Assigned task: All lines in the data bearing the string "true" should be identified and copied.

>>>>>

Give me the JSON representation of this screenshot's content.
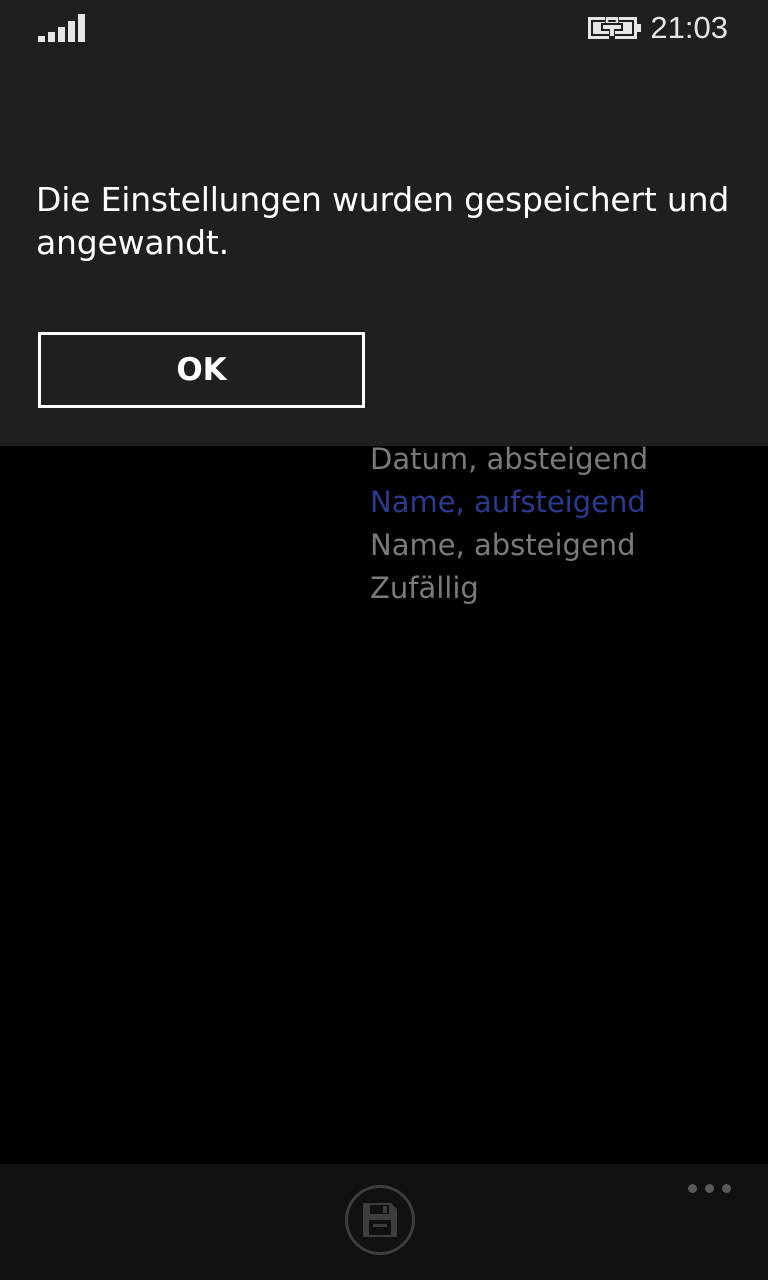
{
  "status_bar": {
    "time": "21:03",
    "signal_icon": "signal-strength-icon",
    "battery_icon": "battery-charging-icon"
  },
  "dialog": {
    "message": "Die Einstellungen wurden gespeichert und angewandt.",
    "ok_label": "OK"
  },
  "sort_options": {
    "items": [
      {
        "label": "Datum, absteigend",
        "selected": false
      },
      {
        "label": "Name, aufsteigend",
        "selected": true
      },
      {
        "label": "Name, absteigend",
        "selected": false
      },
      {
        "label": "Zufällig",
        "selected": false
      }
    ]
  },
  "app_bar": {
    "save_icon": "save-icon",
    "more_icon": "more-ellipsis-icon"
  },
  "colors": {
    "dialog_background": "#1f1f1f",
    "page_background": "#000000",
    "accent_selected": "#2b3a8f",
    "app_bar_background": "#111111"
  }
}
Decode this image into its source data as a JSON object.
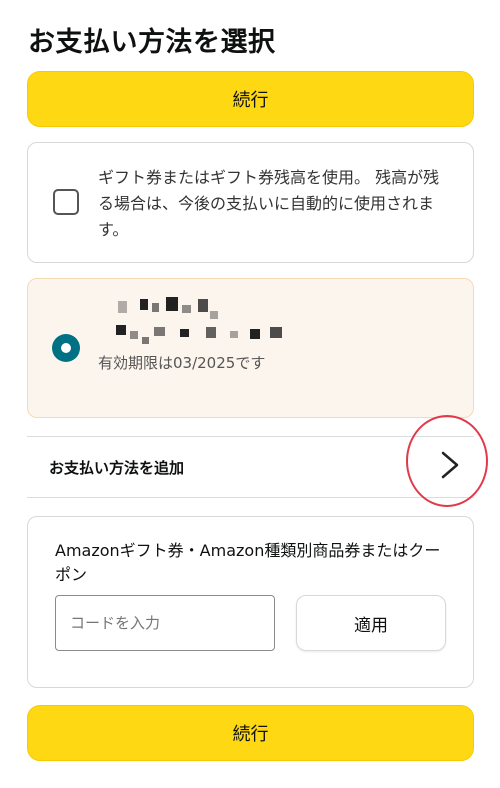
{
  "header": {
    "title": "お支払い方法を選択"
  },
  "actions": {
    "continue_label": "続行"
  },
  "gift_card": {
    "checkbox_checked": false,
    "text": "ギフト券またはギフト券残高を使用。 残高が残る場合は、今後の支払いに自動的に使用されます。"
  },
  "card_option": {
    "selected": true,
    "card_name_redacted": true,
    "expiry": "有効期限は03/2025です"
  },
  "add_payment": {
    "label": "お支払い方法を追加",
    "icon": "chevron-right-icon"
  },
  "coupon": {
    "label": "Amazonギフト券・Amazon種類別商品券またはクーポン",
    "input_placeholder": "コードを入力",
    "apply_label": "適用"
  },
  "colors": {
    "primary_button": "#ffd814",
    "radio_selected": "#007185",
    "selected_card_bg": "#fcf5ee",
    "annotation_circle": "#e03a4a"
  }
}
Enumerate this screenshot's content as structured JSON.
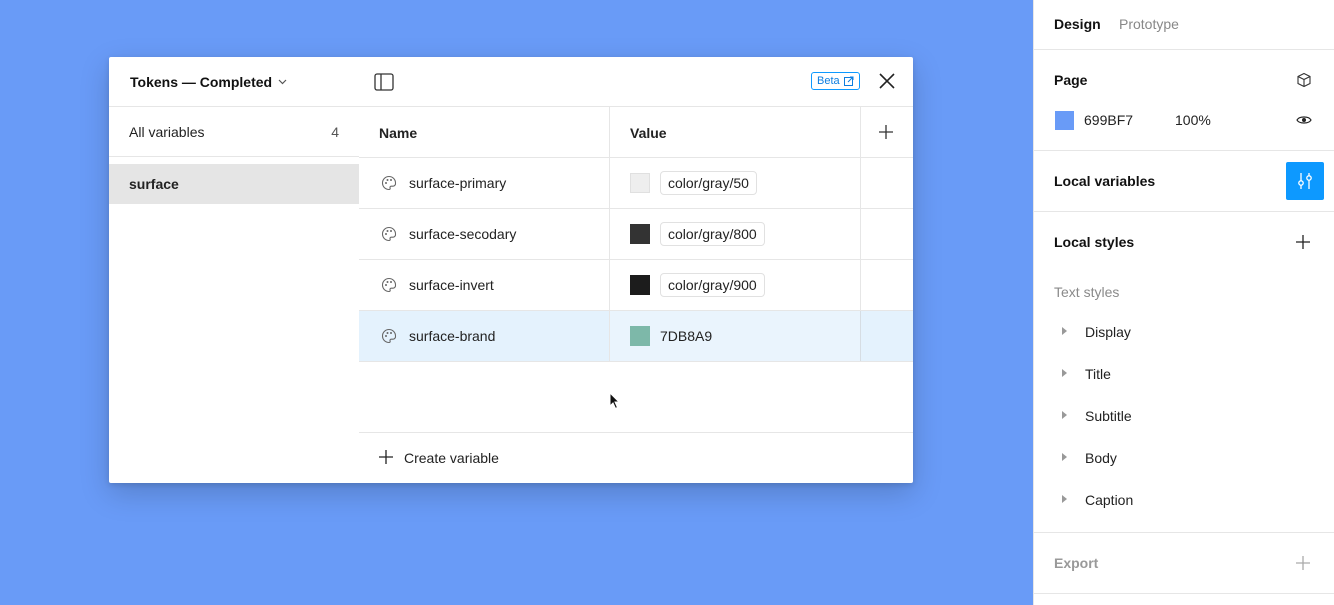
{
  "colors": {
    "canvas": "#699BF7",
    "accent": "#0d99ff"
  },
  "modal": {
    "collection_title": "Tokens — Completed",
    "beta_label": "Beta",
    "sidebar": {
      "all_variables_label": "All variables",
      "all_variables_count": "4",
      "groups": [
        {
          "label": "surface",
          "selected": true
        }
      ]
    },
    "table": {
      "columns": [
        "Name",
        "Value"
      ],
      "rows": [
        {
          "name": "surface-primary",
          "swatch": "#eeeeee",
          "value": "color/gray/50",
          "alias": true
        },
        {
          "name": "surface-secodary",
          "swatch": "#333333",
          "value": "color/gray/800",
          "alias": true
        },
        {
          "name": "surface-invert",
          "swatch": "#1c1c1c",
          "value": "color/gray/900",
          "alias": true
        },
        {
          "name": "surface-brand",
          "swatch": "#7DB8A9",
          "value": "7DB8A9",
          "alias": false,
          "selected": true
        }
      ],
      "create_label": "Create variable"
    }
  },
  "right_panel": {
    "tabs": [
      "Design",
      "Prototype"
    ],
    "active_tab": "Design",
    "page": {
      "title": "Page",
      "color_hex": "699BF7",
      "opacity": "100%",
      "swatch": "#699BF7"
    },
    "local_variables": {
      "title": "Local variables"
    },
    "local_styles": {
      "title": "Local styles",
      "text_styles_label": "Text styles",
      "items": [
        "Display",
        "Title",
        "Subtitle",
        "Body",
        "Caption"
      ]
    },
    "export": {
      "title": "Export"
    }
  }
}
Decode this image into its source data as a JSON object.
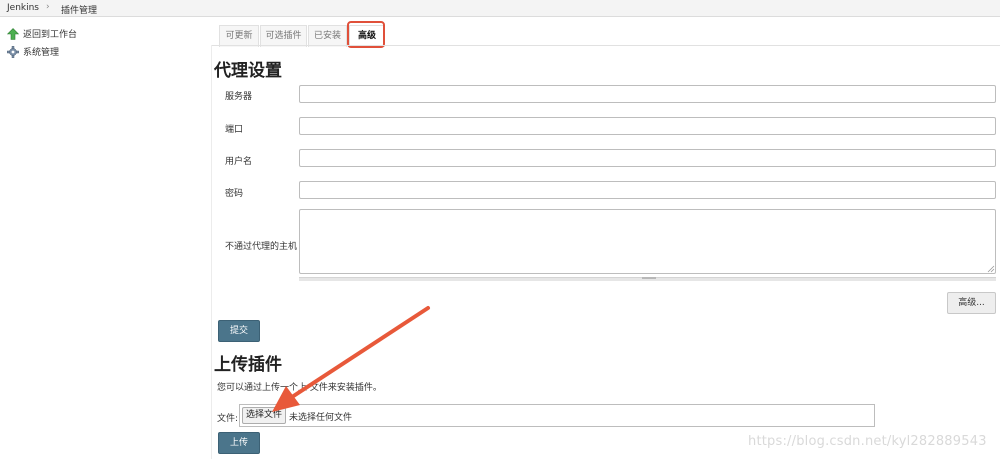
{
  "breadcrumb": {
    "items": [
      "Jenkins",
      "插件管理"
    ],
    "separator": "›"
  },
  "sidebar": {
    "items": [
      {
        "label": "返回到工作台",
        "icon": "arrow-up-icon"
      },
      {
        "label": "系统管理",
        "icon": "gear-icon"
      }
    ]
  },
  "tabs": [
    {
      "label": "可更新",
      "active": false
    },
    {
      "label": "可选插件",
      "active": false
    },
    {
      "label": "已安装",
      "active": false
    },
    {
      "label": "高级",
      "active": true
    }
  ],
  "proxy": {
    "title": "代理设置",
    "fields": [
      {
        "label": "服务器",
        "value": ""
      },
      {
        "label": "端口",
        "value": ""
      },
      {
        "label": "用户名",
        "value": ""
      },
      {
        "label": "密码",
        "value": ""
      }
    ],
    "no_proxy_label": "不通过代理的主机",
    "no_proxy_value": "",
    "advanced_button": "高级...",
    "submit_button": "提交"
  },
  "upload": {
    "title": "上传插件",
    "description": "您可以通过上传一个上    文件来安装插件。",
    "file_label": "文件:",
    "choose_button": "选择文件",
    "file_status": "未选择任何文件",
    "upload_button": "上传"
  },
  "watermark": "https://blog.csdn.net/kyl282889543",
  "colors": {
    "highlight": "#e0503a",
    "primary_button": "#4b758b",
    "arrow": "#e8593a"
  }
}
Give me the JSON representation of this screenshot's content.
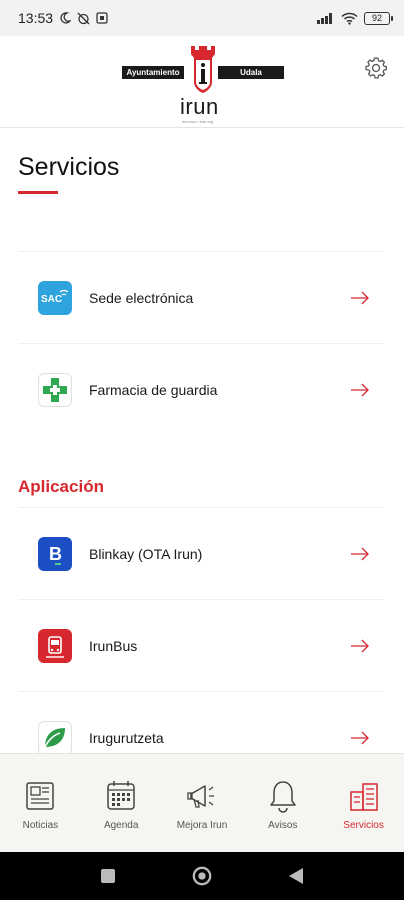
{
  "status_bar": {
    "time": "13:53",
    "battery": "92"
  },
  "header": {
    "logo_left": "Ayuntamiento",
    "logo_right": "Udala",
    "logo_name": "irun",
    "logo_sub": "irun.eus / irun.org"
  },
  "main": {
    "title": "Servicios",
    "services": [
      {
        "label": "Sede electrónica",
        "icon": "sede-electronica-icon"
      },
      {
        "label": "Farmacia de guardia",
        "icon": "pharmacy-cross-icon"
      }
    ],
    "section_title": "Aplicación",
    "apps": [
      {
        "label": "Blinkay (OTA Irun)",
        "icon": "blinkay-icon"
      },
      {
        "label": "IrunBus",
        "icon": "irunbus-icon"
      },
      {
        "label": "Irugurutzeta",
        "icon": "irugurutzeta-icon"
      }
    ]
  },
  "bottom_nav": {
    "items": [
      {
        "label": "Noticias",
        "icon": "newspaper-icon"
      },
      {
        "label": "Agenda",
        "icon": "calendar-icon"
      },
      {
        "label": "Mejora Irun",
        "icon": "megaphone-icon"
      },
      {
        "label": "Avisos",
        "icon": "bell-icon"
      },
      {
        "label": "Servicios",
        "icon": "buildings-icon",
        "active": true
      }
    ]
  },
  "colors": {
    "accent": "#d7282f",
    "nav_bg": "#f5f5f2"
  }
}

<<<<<

Reply:
        "selected": true
    "selected": true,
    "card_name_redacted": true,
          "selected": true
          "alias": true
          "alias": true
          "alias": true
          "selected": true
      "active": true
        "active": true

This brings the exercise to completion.